» EXERCISE AIM
Look through the lines below and extract each one that contains "screenshot".

Component data from apps and pages:
-------

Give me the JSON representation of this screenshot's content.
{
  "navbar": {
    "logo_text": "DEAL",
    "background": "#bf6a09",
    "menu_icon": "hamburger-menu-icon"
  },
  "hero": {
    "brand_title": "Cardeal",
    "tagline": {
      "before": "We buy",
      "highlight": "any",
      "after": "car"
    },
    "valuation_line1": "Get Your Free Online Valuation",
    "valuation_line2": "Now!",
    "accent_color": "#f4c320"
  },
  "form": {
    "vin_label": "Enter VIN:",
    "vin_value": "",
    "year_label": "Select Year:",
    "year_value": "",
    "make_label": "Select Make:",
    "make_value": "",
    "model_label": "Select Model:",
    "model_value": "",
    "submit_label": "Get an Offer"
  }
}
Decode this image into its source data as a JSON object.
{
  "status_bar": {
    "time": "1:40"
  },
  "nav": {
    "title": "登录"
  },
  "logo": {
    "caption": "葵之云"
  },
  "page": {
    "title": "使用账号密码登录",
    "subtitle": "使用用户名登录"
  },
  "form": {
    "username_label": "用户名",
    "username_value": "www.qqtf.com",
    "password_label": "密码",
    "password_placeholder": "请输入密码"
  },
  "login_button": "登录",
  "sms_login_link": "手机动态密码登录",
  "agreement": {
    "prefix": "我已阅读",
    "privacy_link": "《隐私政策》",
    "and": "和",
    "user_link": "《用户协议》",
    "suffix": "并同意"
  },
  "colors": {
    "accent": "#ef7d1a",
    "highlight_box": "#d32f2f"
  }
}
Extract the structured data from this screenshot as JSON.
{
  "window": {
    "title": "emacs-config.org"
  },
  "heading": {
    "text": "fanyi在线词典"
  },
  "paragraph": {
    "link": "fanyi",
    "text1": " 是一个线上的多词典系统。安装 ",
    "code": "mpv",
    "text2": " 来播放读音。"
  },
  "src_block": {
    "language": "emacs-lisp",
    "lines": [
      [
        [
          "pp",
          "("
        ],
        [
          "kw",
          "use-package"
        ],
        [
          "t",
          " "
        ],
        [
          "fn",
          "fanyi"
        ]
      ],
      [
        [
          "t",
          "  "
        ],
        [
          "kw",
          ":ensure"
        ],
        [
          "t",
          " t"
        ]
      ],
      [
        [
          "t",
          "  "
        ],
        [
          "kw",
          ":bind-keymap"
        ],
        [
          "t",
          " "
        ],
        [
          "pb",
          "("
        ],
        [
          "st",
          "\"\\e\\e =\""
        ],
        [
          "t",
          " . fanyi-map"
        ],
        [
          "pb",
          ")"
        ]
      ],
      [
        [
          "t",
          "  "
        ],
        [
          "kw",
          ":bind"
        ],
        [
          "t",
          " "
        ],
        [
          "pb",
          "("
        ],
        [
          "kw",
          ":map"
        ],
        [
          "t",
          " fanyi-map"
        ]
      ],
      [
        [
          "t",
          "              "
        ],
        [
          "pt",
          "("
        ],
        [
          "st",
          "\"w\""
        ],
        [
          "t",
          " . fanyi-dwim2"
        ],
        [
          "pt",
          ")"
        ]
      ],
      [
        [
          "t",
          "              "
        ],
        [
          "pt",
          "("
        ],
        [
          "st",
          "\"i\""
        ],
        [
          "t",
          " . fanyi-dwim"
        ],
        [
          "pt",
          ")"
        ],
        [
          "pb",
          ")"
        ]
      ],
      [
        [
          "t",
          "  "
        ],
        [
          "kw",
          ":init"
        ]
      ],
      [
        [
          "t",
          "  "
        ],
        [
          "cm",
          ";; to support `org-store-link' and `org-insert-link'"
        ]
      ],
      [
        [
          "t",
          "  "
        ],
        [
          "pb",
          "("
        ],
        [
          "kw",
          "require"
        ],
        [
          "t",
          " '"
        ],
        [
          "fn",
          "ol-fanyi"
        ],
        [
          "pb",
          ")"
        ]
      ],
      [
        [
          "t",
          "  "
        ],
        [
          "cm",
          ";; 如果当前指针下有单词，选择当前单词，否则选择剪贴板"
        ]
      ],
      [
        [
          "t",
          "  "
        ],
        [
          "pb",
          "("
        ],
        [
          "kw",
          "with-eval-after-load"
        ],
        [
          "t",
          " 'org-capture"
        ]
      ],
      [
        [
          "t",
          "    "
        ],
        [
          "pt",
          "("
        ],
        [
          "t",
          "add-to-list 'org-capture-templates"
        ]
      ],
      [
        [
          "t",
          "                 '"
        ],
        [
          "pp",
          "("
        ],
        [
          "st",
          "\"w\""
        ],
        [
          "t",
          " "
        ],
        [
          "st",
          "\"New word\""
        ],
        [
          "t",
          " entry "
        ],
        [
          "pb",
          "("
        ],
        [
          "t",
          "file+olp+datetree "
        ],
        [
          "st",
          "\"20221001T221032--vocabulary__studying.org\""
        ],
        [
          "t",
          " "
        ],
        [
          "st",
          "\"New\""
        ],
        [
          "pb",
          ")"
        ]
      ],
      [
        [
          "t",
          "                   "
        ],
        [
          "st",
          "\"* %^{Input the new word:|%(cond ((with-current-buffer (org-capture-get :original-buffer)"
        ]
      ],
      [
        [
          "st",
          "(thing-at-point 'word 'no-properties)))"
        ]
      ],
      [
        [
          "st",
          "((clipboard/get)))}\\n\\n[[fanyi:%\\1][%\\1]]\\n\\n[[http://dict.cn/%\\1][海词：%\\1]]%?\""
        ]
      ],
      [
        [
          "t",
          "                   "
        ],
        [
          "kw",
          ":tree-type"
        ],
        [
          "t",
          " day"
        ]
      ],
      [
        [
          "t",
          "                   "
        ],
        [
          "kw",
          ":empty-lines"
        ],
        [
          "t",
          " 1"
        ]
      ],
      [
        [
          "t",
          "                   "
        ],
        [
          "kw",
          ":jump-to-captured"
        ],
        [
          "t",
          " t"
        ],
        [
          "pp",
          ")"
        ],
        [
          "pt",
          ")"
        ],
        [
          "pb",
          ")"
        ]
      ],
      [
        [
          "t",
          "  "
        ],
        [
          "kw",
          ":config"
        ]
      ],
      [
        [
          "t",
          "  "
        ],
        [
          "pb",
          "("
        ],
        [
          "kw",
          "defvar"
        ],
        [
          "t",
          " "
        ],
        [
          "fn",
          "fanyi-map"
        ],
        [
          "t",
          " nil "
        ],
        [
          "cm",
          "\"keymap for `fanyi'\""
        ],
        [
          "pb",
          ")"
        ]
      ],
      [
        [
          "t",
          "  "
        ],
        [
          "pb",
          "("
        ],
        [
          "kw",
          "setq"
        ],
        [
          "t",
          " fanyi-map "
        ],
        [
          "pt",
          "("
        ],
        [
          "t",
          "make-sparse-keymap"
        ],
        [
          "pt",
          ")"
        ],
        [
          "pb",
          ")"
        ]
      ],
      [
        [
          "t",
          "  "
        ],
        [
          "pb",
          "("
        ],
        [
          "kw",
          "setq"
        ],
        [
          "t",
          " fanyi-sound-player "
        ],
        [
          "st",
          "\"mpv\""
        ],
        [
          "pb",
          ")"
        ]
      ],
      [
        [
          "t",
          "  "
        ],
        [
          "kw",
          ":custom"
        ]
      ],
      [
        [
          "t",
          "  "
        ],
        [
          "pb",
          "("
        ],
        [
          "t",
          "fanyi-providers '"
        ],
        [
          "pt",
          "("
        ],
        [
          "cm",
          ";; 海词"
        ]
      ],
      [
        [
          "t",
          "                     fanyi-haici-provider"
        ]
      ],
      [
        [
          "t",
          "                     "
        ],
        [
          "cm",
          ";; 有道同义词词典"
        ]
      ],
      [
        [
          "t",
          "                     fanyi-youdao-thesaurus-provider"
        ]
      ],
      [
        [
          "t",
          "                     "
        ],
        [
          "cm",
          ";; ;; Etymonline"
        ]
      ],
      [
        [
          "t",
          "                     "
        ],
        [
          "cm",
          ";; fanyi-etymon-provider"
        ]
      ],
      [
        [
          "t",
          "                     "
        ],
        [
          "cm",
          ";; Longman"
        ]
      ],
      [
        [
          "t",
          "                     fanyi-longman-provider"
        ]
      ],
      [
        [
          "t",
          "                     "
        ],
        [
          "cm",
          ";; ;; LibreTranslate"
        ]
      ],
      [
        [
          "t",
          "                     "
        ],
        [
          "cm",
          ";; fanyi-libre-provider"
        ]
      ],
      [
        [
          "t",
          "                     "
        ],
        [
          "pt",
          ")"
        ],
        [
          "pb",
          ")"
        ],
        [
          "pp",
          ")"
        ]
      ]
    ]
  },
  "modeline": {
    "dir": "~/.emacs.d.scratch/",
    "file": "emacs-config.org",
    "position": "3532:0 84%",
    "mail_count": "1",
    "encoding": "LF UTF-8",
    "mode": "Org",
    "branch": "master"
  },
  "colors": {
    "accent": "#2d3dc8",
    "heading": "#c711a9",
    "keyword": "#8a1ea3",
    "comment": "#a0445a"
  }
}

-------

» ANSWER
Give me the JSON representation of this screenshot's content.
Extract the structured data from this screenshot as JSON.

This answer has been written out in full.